Is hyluronic acid the answer to repairing the blood brain barrier?

Cerebral cavernous malformations (CCM) are found in up to 0.5% of people. They are raspberry-shaped clusters of enlarged blood vessels and are mainly found in the white matter of the brain. Severe cases can lead to brain haemorrhage. New research by IMB's Mikaela Keyser, Dr Anne Lagendijk and collaborators found that hyaluronic acid in the brain can modify disease outcome.

'Peaking through matrix' - a photograph of a blood vessel and its barrier. Credit: Mikaela Keyser.

Using a 3D bio-engineered vessel model, they found that supplementing the environment surrounding CCM blood vessels with specific hyaluronic acid molecules slowed disease progression. 
CCM severity could be related to the activity of genes associated with hyaluronic acid, so restoring the regulation of hyaluronic acid might improve outcomes for CCMs.

Thank you to Pauline and William North and the Be Brave for Life Foundation whose generous support helped make this research possible. For more, read the full study published in APL Bioengineering.

The unusual way researchers study birth defects

What you see here is one of the most important steps in a baby's development - the formation of the neural tube which gives rise to the brain and spinal cord. This one shows that process in a baby quail.

Credit: Dr Melanie White

Since it's difficult to examine human babies already implanted in their mother's womb, IMB researchers at the White Lab use an unusual but innovative quail model to study development and rare birth defects.

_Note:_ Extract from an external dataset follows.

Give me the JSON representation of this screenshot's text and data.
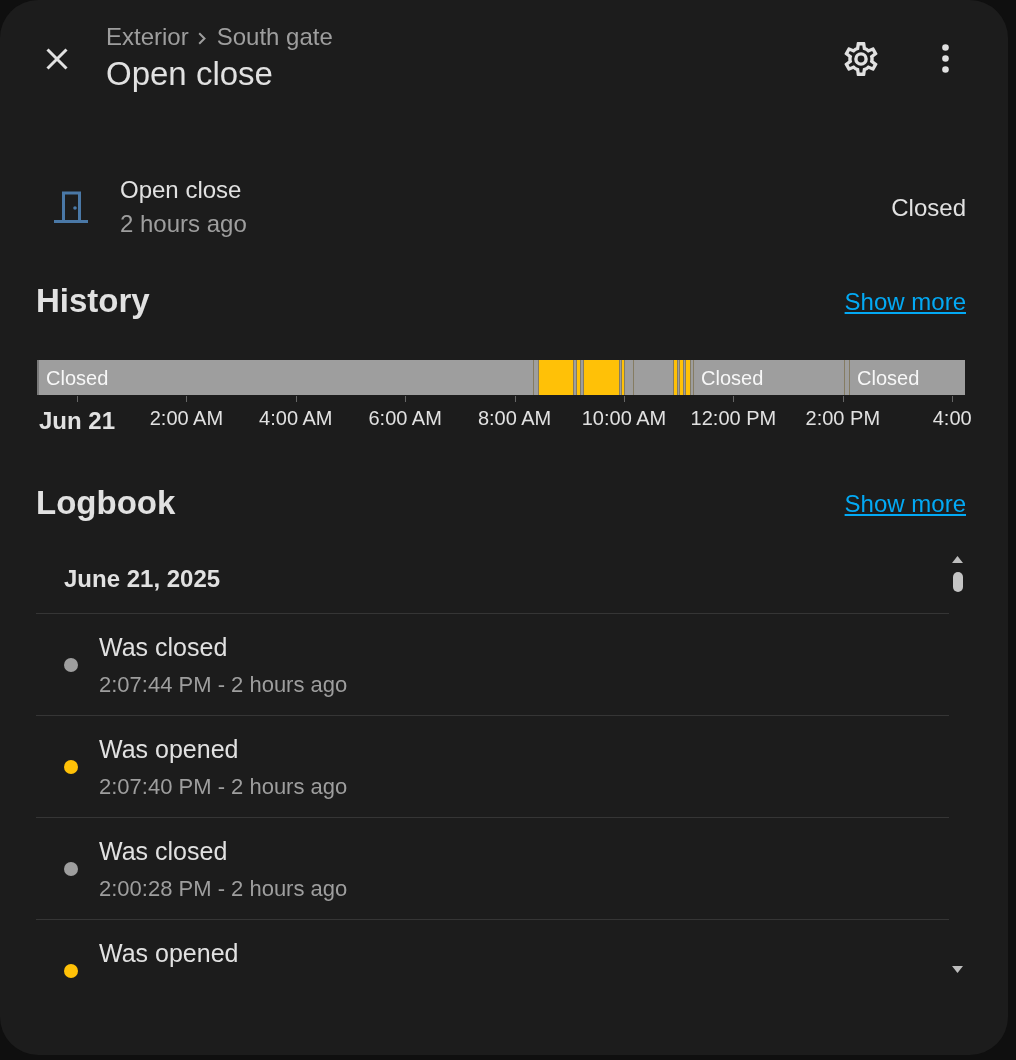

Quails develop in a very similar way to humans and because they grow inside an egg, we can use live imaging to analyse them.

Dr Melanie White and colleagues look at quails with rare heart and neural tube defects to better understand what leads to birth defects and what we can do to prevent them.

Birth defects happen when something goes wrong in a baby's development in the womb and could be due to genes, exposure to a harmful substance or even certain health conditions of the mother. They can have a profound impact on the individual leading to lifelong disabilities and increased mortality. By understanding more about development and how birth defects form, we can find ways to prevent them.

Support our research

Our research is possible, in part, because of supporters and generous donors. Please consider making a donation via the link below or subscribing to our monthly newsletter to stay up to date with our research.

Subscribe to newsletter 
Donate to research

Last updated:
19 March 2024